“I knew that if I stayed within that environment, I became that environment,” Cruz said.
Cruz, general manager of Health and Human Services on the reservation and a former sheriff’s deputy in California, spoke about her development of prevention methods at the 2018 Oregon Conference on Opioids, Pain and Addiction Treatment, hosted by Lines for Life, a substance abuse and prevention organization.
The conference took place at the Eugene Hilton from May 17 to 19. This is the first year the conference has been held. Dozens of speakers covered a variety of approaches regarding prevention and healing. Health representatives, medical field workers and community members attended.
Cruz described the curriculum she developed, “Tribal Best Practices,” as a guide for educating Native Americans on mental health, substance abuse and prevention of abuse.
In a 2005 paper, she described the challenge of meeting state-imposed evidence-based-science requirements while working within a tribal culture, which often distrusts outside agencies.

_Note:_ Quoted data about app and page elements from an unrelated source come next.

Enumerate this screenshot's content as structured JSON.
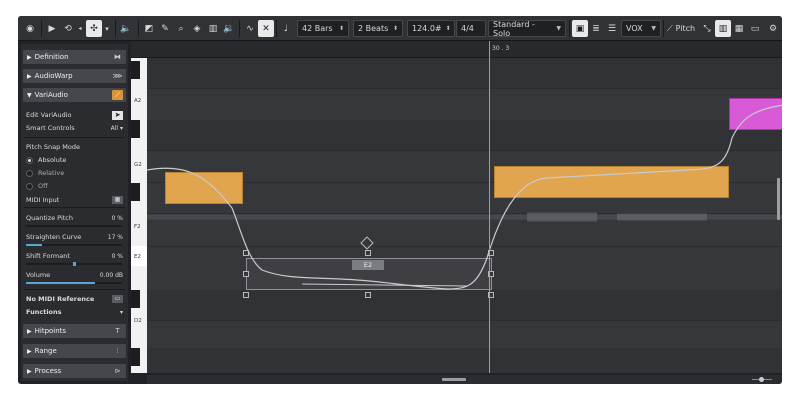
{
  "toolbar": {
    "bars": "42 Bars",
    "beats": "2 Beats",
    "tempo": "124.0#",
    "signature": "4/4",
    "preset": "Standard - Solo",
    "track": "VOX",
    "pitch_label": "Pitch"
  },
  "ruler": {
    "position": "30 . 3"
  },
  "inspector": {
    "definition": "Definition",
    "audiowarp": "AudioWarp",
    "variaudio": "VariAudio",
    "edit_variaudio": "Edit VariAudio",
    "smart_controls": "Smart Controls",
    "smart_controls_value": "All",
    "pitch_snap_mode": "Pitch Snap Mode",
    "snap_absolute": "Absolute",
    "snap_relative": "Relative",
    "snap_off": "Off",
    "midi_input": "MIDI Input",
    "quantize_pitch": "Quantize Pitch",
    "quantize_pitch_value": "0 %",
    "straighten_curve": "Straighten Curve",
    "straighten_curve_value": "17 %",
    "shift_formant": "Shift Formant",
    "shift_formant_value": "0 %",
    "volume": "Volume",
    "volume_value": "0.00 dB",
    "no_midi_reference": "No MIDI Reference",
    "functions": "Functions",
    "hitpoints": "Hitpoints",
    "range": "Range",
    "process": "Process"
  },
  "levels": {
    "quantize_pitch": 0,
    "straighten_curve": 0.17,
    "shift_formant": 0.5,
    "volume": 0.72
  },
  "keys": {
    "a2": "A2",
    "g2": "G2",
    "f2": "F2",
    "e2": "E2",
    "d2": "D2"
  },
  "note": {
    "selected_pitch": "E2"
  },
  "colors": {
    "note": "#e1a54f",
    "note_selected": "#d95ad6",
    "accent": "#5aa7d6"
  }
}
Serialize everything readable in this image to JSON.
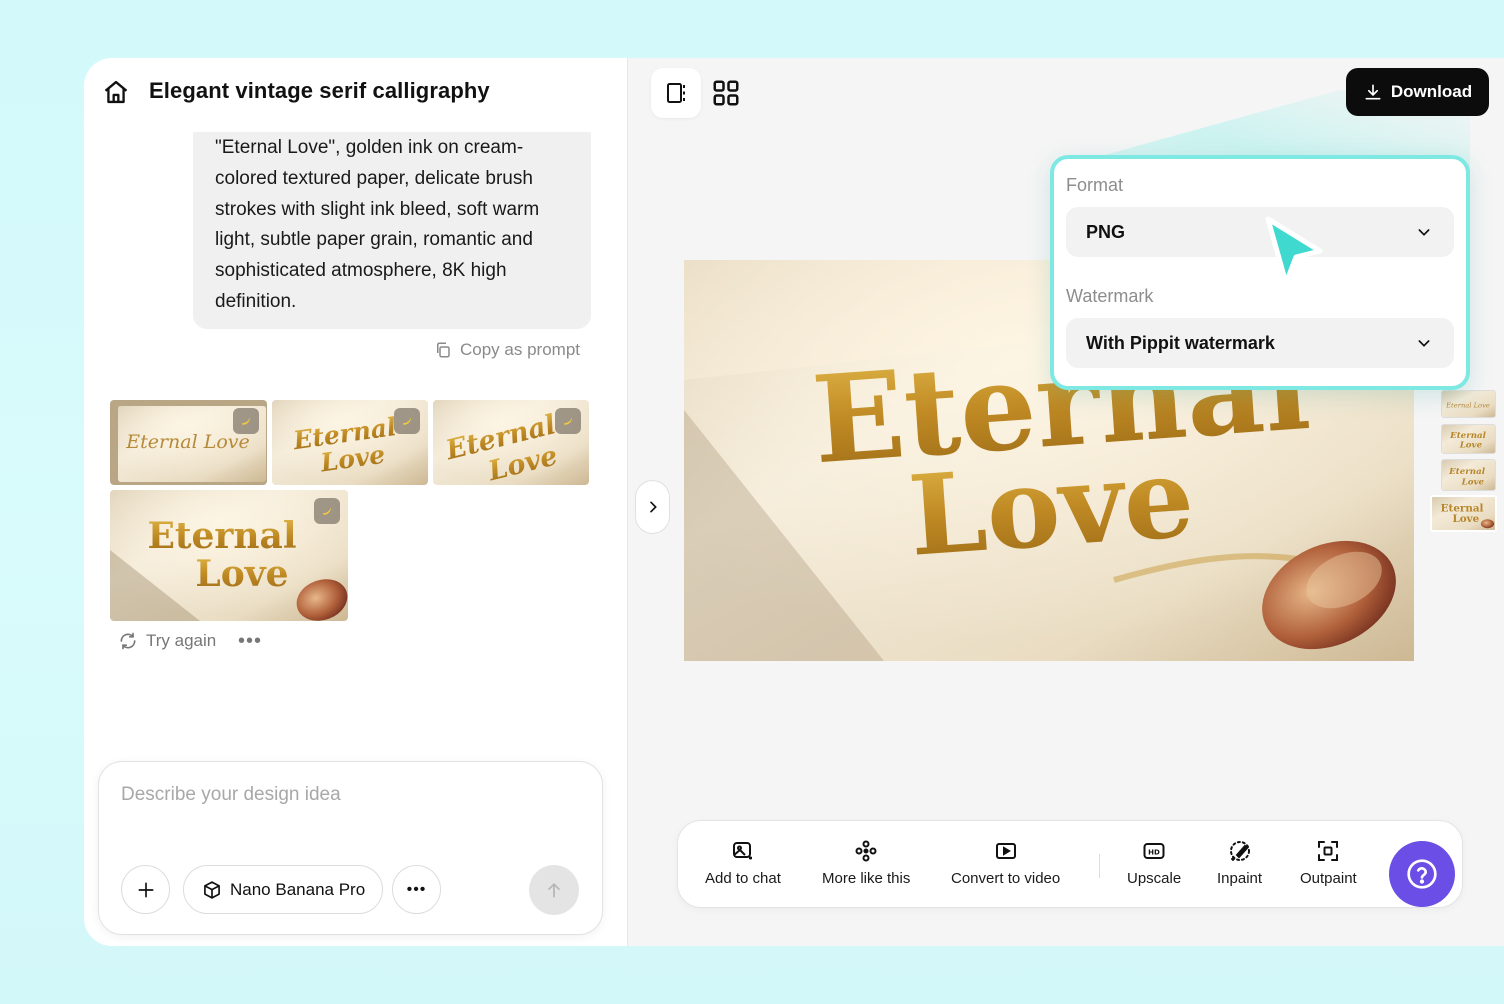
{
  "header": {
    "title": "Elegant vintage serif calligraphy"
  },
  "chat": {
    "prompt_text": "\"Eternal Love\", golden ink on cream-colored textured paper, delicate brush strokes with slight ink bleed, soft warm light, subtle paper grain, romantic and sophisticated atmosphere, 8K high definition.",
    "copy_label": "Copy as prompt",
    "thumbnails": [
      {
        "text_line1": "Eternal Love",
        "text_line2": ""
      },
      {
        "text_line1": "Eternal",
        "text_line2": "Love"
      },
      {
        "text_line1": "Eternal",
        "text_line2": "Love"
      },
      {
        "text_line1": "Eternal",
        "text_line2": "Love"
      }
    ],
    "try_again_label": "Try again",
    "more_label": "•••"
  },
  "composer": {
    "placeholder": "Describe your design idea",
    "model_label": "Nano Banana Pro",
    "more_label": "•••"
  },
  "canvas": {
    "image_line1": "Eternal",
    "image_line2": "Love"
  },
  "download": {
    "label": "Download",
    "format_label": "Format",
    "format_value": "PNG",
    "watermark_label": "Watermark",
    "watermark_value": "With Pippit watermark"
  },
  "toolbar": {
    "add_to_chat": "Add to chat",
    "more_like_this": "More like this",
    "convert_to_video": "Convert to video",
    "upscale": "Upscale",
    "inpaint": "Inpaint",
    "outpaint": "Outpaint"
  },
  "colors": {
    "accent_teal": "#7ee9e3",
    "cursor_teal": "#3fd9cf",
    "help_purple": "#6a4ee6",
    "gold": "#c99a2e",
    "paper": "#efe4cf"
  },
  "icons": [
    "home-icon",
    "copy-icon",
    "banana-icon",
    "refresh-icon",
    "plus-icon",
    "cube-icon",
    "send-arrow-icon",
    "single-view-icon",
    "grid-view-icon",
    "download-icon",
    "chevron-right-icon",
    "chevron-down-icon",
    "cursor-pointer-icon",
    "add-to-chat-icon",
    "more-like-this-icon",
    "convert-to-video-icon",
    "upscale-hd-icon",
    "inpaint-icon",
    "outpaint-icon",
    "help-icon"
  ]
}
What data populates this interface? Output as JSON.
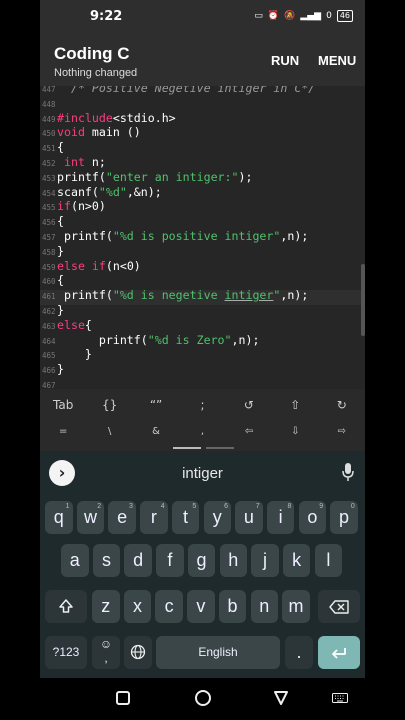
{
  "status": {
    "time": "9:22",
    "battery": "46",
    "net": "0"
  },
  "appbar": {
    "title": "Coding C",
    "subtitle": "Nothing changed",
    "run": "RUN",
    "menu": "MENU"
  },
  "editor": {
    "lines": [
      {
        "n": "447",
        "html": "<span class='cm'>  /* Positive Negetive intiger in C*/</span>"
      },
      {
        "n": "448",
        "html": ""
      },
      {
        "n": "449",
        "html": "<span class='kw'>#include</span><span class='tx'>&lt;stdio.h&gt;</span>"
      },
      {
        "n": "450",
        "html": "<span class='kw'>void</span><span class='tx'> main ()</span>"
      },
      {
        "n": "451",
        "html": "<span class='tx'>{</span>"
      },
      {
        "n": "452",
        "html": "<span class='kw'> int</span><span class='tx'> n;</span>"
      },
      {
        "n": "453",
        "html": "<span class='tx'>printf(</span><span class='str'>\"enter an intiger:\"</span><span class='tx'>);</span>"
      },
      {
        "n": "454",
        "html": "<span class='tx'>scanf(</span><span class='str'>\"%d\"</span><span class='tx'>,&amp;n);</span>"
      },
      {
        "n": "455",
        "html": "<span class='kw'>if</span><span class='tx'>(n&gt;0)</span>"
      },
      {
        "n": "456",
        "html": "<span class='tx'>{</span>"
      },
      {
        "n": "457",
        "html": "<span class='tx'> printf(</span><span class='str'>\"%d is positive intiger\"</span><span class='tx'>,n);</span>"
      },
      {
        "n": "458",
        "html": "<span class='tx'>}</span>"
      },
      {
        "n": "459",
        "html": "<span class='kw'>else if</span><span class='tx'>(n&lt;0)</span>"
      },
      {
        "n": "460",
        "html": "<span class='tx'>{</span>"
      },
      {
        "n": "461",
        "html": "<span class='tx'> printf(</span><span class='str'>\"%d is negetive <span class='ul'>intiger</span>\"</span><span class='tx'>,n);</span>"
      },
      {
        "n": "462",
        "html": "<span class='tx'>}</span>"
      },
      {
        "n": "463",
        "html": "<span class='kw'>else</span><span class='tx'>{</span>"
      },
      {
        "n": "464",
        "html": "<span class='tx'>      printf(</span><span class='str'>\"%d is Zero\"</span><span class='tx'>,n);</span>"
      },
      {
        "n": "465",
        "html": "<span class='tx'>    }</span>"
      },
      {
        "n": "466",
        "html": "<span class='tx'>}</span>"
      },
      {
        "n": "467",
        "html": ""
      }
    ]
  },
  "symbols": {
    "row1": [
      "Tab",
      "{}",
      "“”",
      ";",
      "↺",
      "⇧",
      "↻"
    ],
    "row2": [
      "=",
      "\\",
      "&",
      ",",
      "⇦",
      "⇩",
      "⇨"
    ]
  },
  "keyboard": {
    "suggestion": "intiger",
    "row1": [
      [
        "q",
        "1"
      ],
      [
        "w",
        "2"
      ],
      [
        "e",
        "3"
      ],
      [
        "r",
        "4"
      ],
      [
        "t",
        "5"
      ],
      [
        "y",
        "6"
      ],
      [
        "u",
        "7"
      ],
      [
        "i",
        "8"
      ],
      [
        "o",
        "9"
      ],
      [
        "p",
        "0"
      ]
    ],
    "row2": [
      "a",
      "s",
      "d",
      "f",
      "g",
      "h",
      "j",
      "k",
      "l"
    ],
    "row3": [
      "z",
      "x",
      "c",
      "v",
      "b",
      "n",
      "m"
    ],
    "num_label": "?123",
    "space_label": "English",
    "period": ".",
    "comma": ","
  },
  "colors": {
    "keyword": "#ff3b83",
    "string": "#4fc26b",
    "comment": "#9a9a9a",
    "enter": "#7fb7b4"
  }
}
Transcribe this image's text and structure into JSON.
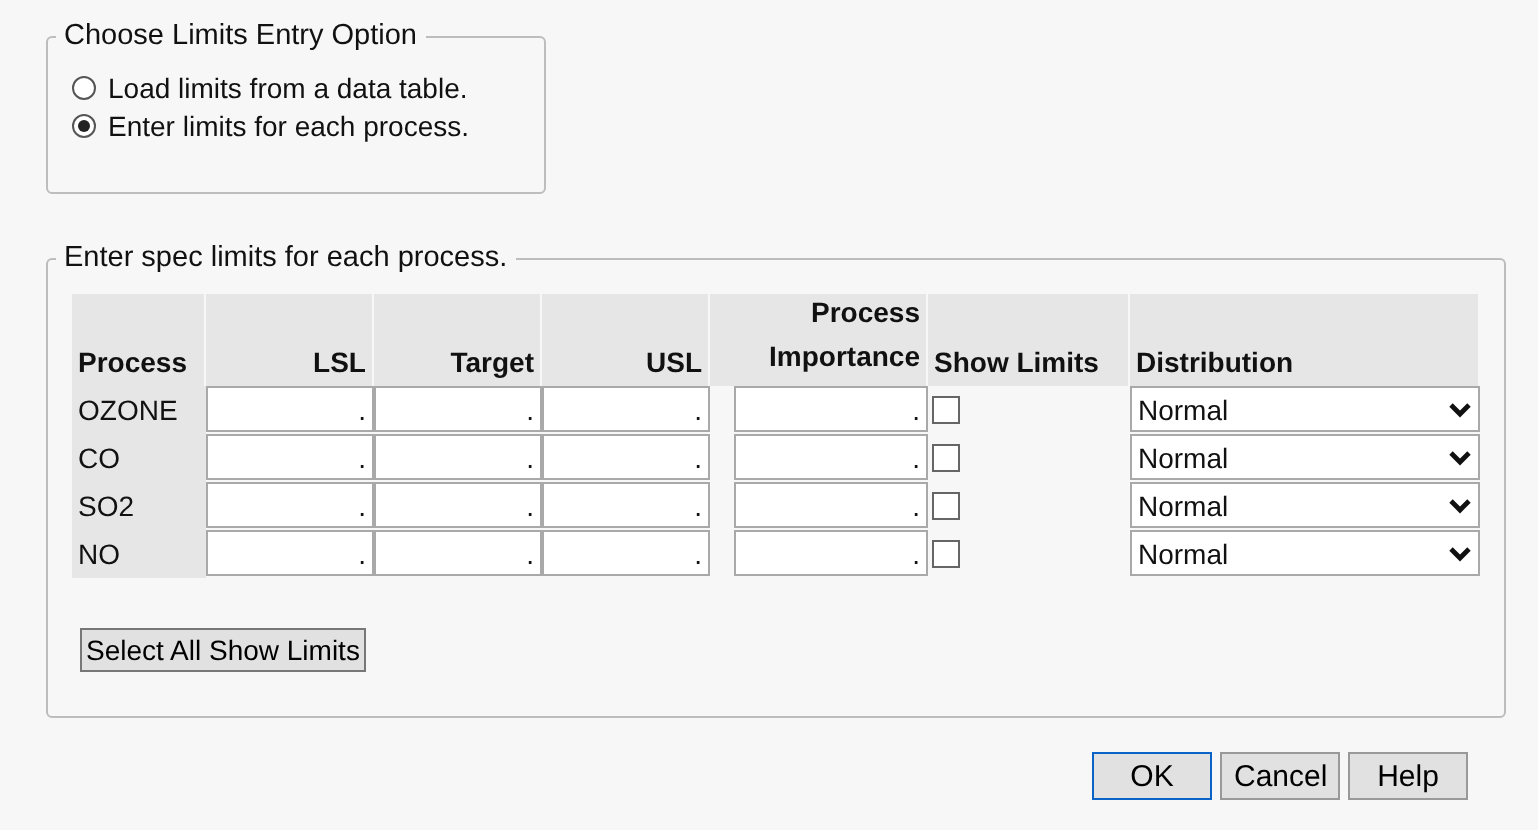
{
  "entry_option": {
    "legend": "Choose Limits Entry Option",
    "options": [
      {
        "label": "Load limits from a data table.",
        "selected": false
      },
      {
        "label": "Enter limits for each process.",
        "selected": true
      }
    ]
  },
  "spec_limits": {
    "legend": "Enter spec limits for each process.",
    "columns": {
      "process": "Process",
      "lsl": "LSL",
      "target": "Target",
      "usl": "USL",
      "importance_1": "Process",
      "importance_2": "Importance",
      "show_limits": "Show Limits",
      "distribution": "Distribution"
    },
    "rows": [
      {
        "process": "OZONE",
        "lsl": ".",
        "target": ".",
        "usl": ".",
        "importance": ".",
        "show_limits": false,
        "distribution": "Normal"
      },
      {
        "process": "CO",
        "lsl": ".",
        "target": ".",
        "usl": ".",
        "importance": ".",
        "show_limits": false,
        "distribution": "Normal"
      },
      {
        "process": "SO2",
        "lsl": ".",
        "target": ".",
        "usl": ".",
        "importance": ".",
        "show_limits": false,
        "distribution": "Normal"
      },
      {
        "process": "NO",
        "lsl": ".",
        "target": ".",
        "usl": ".",
        "importance": ".",
        "show_limits": false,
        "distribution": "Normal"
      }
    ],
    "select_all_button": "Select All Show Limits"
  },
  "buttons": [
    {
      "label": "OK",
      "kind": "default"
    },
    {
      "label": "Cancel",
      "kind": "normal"
    },
    {
      "label": "Help",
      "kind": "normal"
    }
  ]
}
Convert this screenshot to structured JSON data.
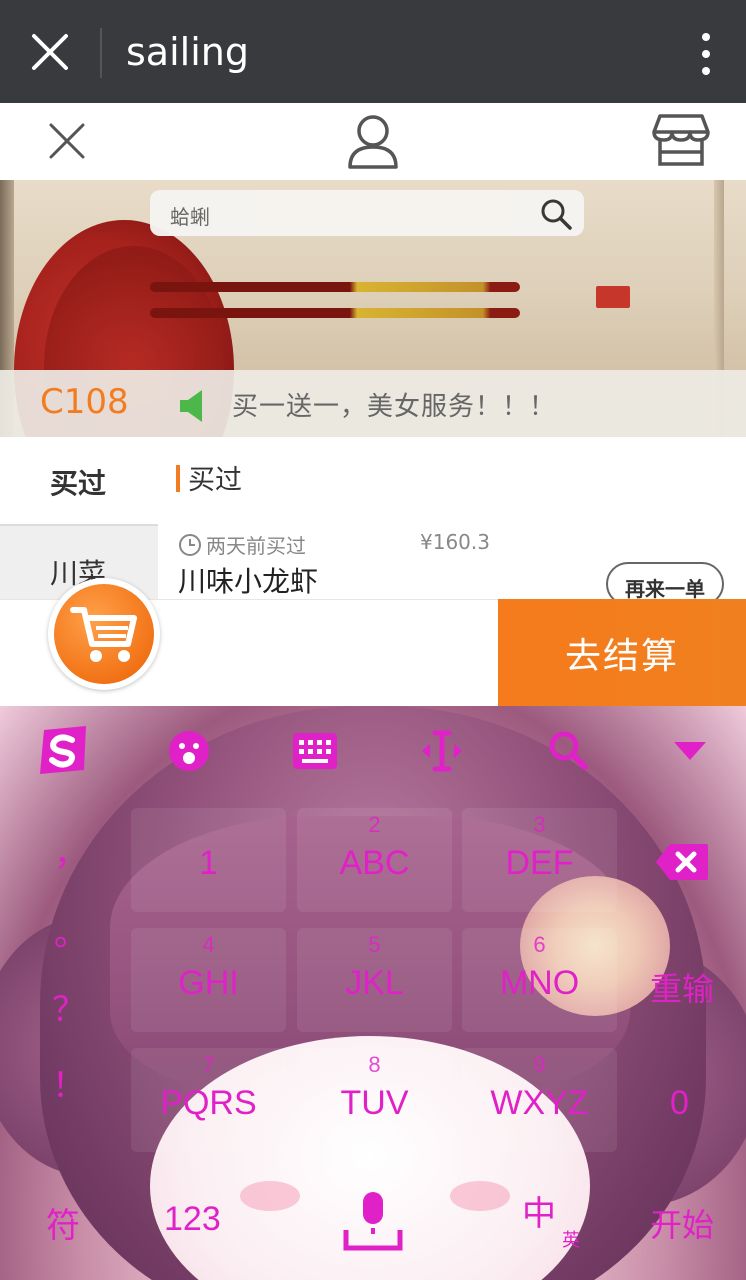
{
  "topbar": {
    "title": "sailing",
    "close_icon": "close-icon",
    "menu_icon": "more-vertical-icon"
  },
  "subbar": {
    "close_icon": "close-icon",
    "user_icon": "user-icon",
    "store_icon": "store-icon"
  },
  "search": {
    "placeholder": "蛤蜊"
  },
  "notice": {
    "table_code": "C108",
    "text": "买一送一，美女服务！！！"
  },
  "categories": [
    {
      "label": "买过",
      "selected": true
    },
    {
      "label": "川菜",
      "selected": false
    }
  ],
  "section": {
    "title": "买过"
  },
  "order": {
    "time": "两天前买过",
    "price": "¥160.3",
    "name": "川味小龙虾",
    "reorder_label": "再来一单"
  },
  "actions": {
    "checkout_label": "去结算"
  },
  "keyboard": {
    "toolbar": [
      "sogou-logo-icon",
      "emoji-icon",
      "keyboard-icon",
      "cursor-icon",
      "search-icon",
      "hide-keyboard-icon"
    ],
    "left_punct": [
      "，",
      "。",
      "？",
      "！"
    ],
    "keys": [
      {
        "num": "",
        "label": "1"
      },
      {
        "num": "2",
        "label": "ABC"
      },
      {
        "num": "3",
        "label": "DEF"
      },
      {
        "num": "4",
        "label": "GHI"
      },
      {
        "num": "5",
        "label": "JKL"
      },
      {
        "num": "6",
        "label": "MNO"
      },
      {
        "num": "7",
        "label": "PQRS"
      },
      {
        "num": "8",
        "label": "TUV"
      },
      {
        "num": "9",
        "label": "WXYZ"
      }
    ],
    "right": {
      "retype": "重输",
      "zero": "0",
      "start": "开始"
    },
    "bottom": {
      "symbols": "符",
      "num": "123",
      "lang": "中",
      "lang_sub": "英"
    },
    "accent": "#e021c8"
  },
  "colors": {
    "brand_orange": "#f27c22",
    "topbar": "#383a3d"
  }
}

“Oregon Tribes and tribal communities … are voicing objections to this movement to impose a linear approach to funding requirements that are greatly at odds with the circular worldview held by most Native American people,” the paper said, and proposed allowing tribes to develop their own research and evaluation practices.
Cruz has been working with tribal prevention since 1987, when she was recruited to start working on drug and alcohol prevention in tribes. In 1998, she became the first person in Oregon to be certified as a prevention specialist.
“What we do is create a common way of how we do prevention,” she said. “If all of us are doing prevention in a similar way, we are going to be able to move forward in terms of reducing risk factors.”
Cruz wrote a report on tribal best practices in 2005 so the methods she was using would be recognized through the state and would receive federal funding. The template was built with the purpose of adapting to other cultures, she added.
Tribes are trying to use culture to change opioid, drug and alcohol use, she said. In their research, they are trying to examine environmental shifts and how they can change patterns in behaviors of those who fall into the same addictive patterns.
“What we are trying to do is break that generation,” Cruz said. “We can hopefully start teaching people how to get out of it.”
Doug Barrett, alcohol and drug prevention coordinator of the Confederated Tribes of Coos/Lower Umpqua/Siuslaw, has worked with different methods of prevention over the years. He talked about a curriculum he developed called “The Healing of the Canoe,” which teaches tribe members how to get in touch with their culture as a means of prevention.
Barrett touched on the curriculum during the session and went into detail about the canoe journey taken each year. The goal of the journey is to bring Northwest tribes together and to connect kids of all ages with their culture, free of alcohol and drugs. On a canoe journey, groups called “canoe families” travel in ocean-going canoes to a chosen destination, stopping to visit other native nations along the way.
“Our main motto is, culture is prevention,” Barrett said. He believes by involving kids in their cultural practices, the culture of drug abuse can change.
The issues and solutions discussed at the conference will be addressed in June at the Oregon Tribal Summit on Opioids in Warm Springs, Oregon. This summit will address drug abuse in tribes and the best ways of prevention.
“We don’t believe we should just focus on one drug,” Cruz said. “We are talking more specifically on what we are doing for treatment and prevention so we can share with other tribes what is best for us.” She wants the conference to educate families in tribes and provide them with hope for a better future.